I have a phrase I use often. It goes something like, “A person cannot love outwardly unless he is loved inwardly”.
What does this mean? To me, it means that a primary focus in a person’s life will always be inward (selfish), until he knows in his heart he is already loved. Once love has come, having met every need, that person will find this love flowing out from himself toward others, naturally. That is part of what has been happening in my life, lately.
I thought I was past this. I thought I already knew I was loved, and to a certain extent, I did, intellectually. But only bits and pieces of that love had actually traveled from my mind to my heart, and thus, I was stuck on myself. To some degree, I still am, but it is becoming more easy to let the love flow outwards.
We can’t focus on others if we are not truly loved. That is not to say we can’t go against our nature and be very helpful, sacrificing our needs and desires for the cause of others. We can always try really, really hard and break ourselves against a boulder in accomplishing all manner of amazing feats in the name of selflessness. But none of that is love. Most of that is selfishness is disguise, and my, don’t we love to hear others talking about how selfless we seem to be?

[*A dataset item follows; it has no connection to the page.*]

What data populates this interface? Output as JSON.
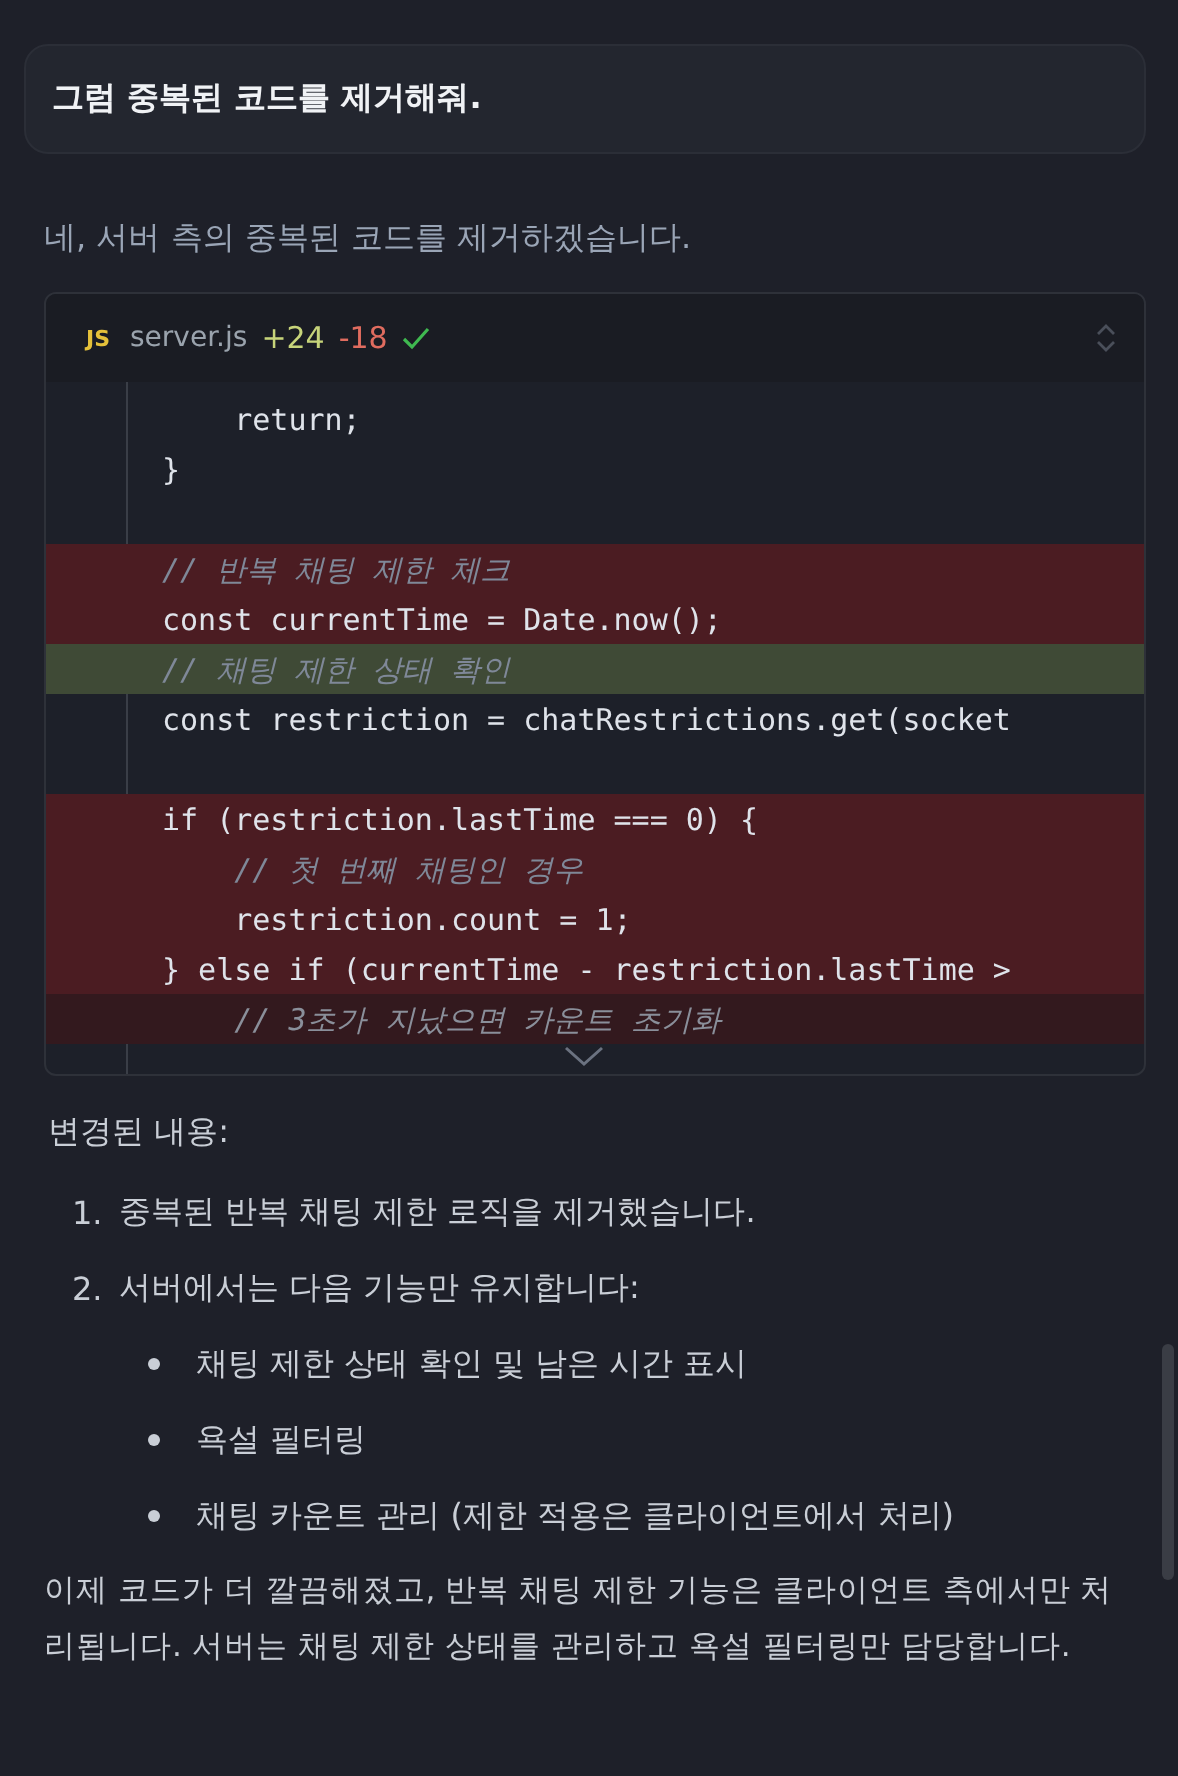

I get the feeling that much of Jesus’ service to others was spontaneous. I think when a person is full of love, having received and realized that love from God, the love which pours out from him will be spontaneous as well. Sort of like spontaneous combustion.
That is why the other day, my advice to you was to live as though God already loves you, not as though you are trying to make Him love you. The difference between the two methods of life is astounding. A child who feels he is loved will go and play, spontaneously, and often. If he is secure in that love, every so often, he will check back with his mom or his dad, and then he will go off and play again. In fact, if you have noticed, a child only ever plays when everything is alright. If things aren’t alright, a child will most often stay near his parents, or near whatever gives him security.
We are a lot like a child in this respect. Is it any wonder we don’t play more than we do? Observing a child for several hours might do us far more good than a power sermon from a power preacher. Even though the power preacher may be able to guide you to a mountaintop, where you might then feel secure enough to celebrate and play, observing a child will show you that he can play in the valley, on the hill, in the mud, and under his bed. He doesn’t need an “experience” to feel alive or play. What he needs is security, a sense of love or well-being.
A child plays at every opportunity, every day. We seem to only play on the mountaintop, and we schedule our play time. In my observation of children, I am finding that play is anything that helps us celebrate the love we feel. Play is not an escape. It is a response to what is in our hearts.
Are you feeling secure enough to just go and play today? Go ahead, go back into the other room and check to see if Dad is still there. Then, secure in His love, go and play like the little child you are. Let the love flow outward, because you couldn’t contain it even if you tried.